‘Working class’ can be a potentially divisive term. A consequence of working-class identity being firmly and at times exclusively associated with work is that many participants distinguished between the ‘working class’ and the ‘lower class’ – those in receipt of benefits or thought to choose not to work.

7 in 10 working-class people believe that the system is rigged against them and that wealthy people are wealthy because they are given more opportunities and not because they work harder or are more talented.

Some participants felt confined to their ‘place’ in the class system, partly defined by one’s gender, race and nationality. Yet, most participants also strongly believed in meritocracy, that society is structured like a ladder that one can climb to a better social and economic position – seemingly defined by higher earnings, material possessions, and crucially, security.

Working-class life today is defined by precarity, prejudice, and a lack of place and power.

  • Precarity is at the core of working-class life: The lack of a solid sense of security and safety, both economically and physically. 
  • Prejudice: navigating social stigma. Although many forms of prejudice are experienced by people of all classes, racism, xenophobia and sexism are most keenly felt by working-class people, who have less social power and fewer means to avoid or respond to it.
  • Lack of Place: neglected and fractured communities. Being working class is related to a loss of place; it is seeing a breakdown of communities from gentrification to the closing down of youth and community centres.
  • Lack of Power and voice: Most crucially and often forgotten; to be working class is about where one stands in relation to power. 
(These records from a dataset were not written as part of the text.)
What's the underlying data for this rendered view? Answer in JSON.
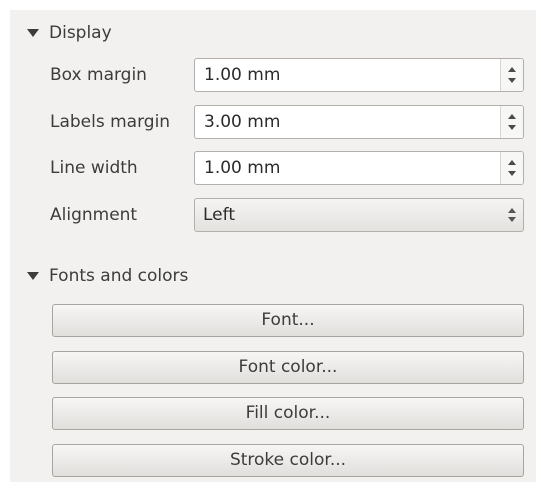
{
  "display": {
    "header": "Display",
    "box_margin": {
      "label": "Box margin",
      "value": "1.00 mm"
    },
    "labels_margin": {
      "label": "Labels margin",
      "value": "3.00 mm"
    },
    "line_width": {
      "label": "Line width",
      "value": "1.00 mm"
    },
    "alignment": {
      "label": "Alignment",
      "value": "Left"
    }
  },
  "fonts_colors": {
    "header": "Fonts and colors",
    "font_button": "Font...",
    "font_color_button": "Font color...",
    "fill_color_button": "Fill color...",
    "stroke_color_button": "Stroke color..."
  }
}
Working-class identity is not strong right now. Yet, although a clear working-class political identity might not be apparent, our research has uncovered its possible foundations. A shared working-class identity emerges from the shared values, challenges and experiences identified in this report. Above all, the diverse working class share desires including safety and security, decent livelihoods, jobs, housing, education and health and social care. 

Our report represents the starting point with which we can strengthen communities to have power over their own lives. By encouraging unity, mutual respect and compassion we can rebalance the economic system away from the wealthy and powerful few, to include every single person no matter their race, origin and gender.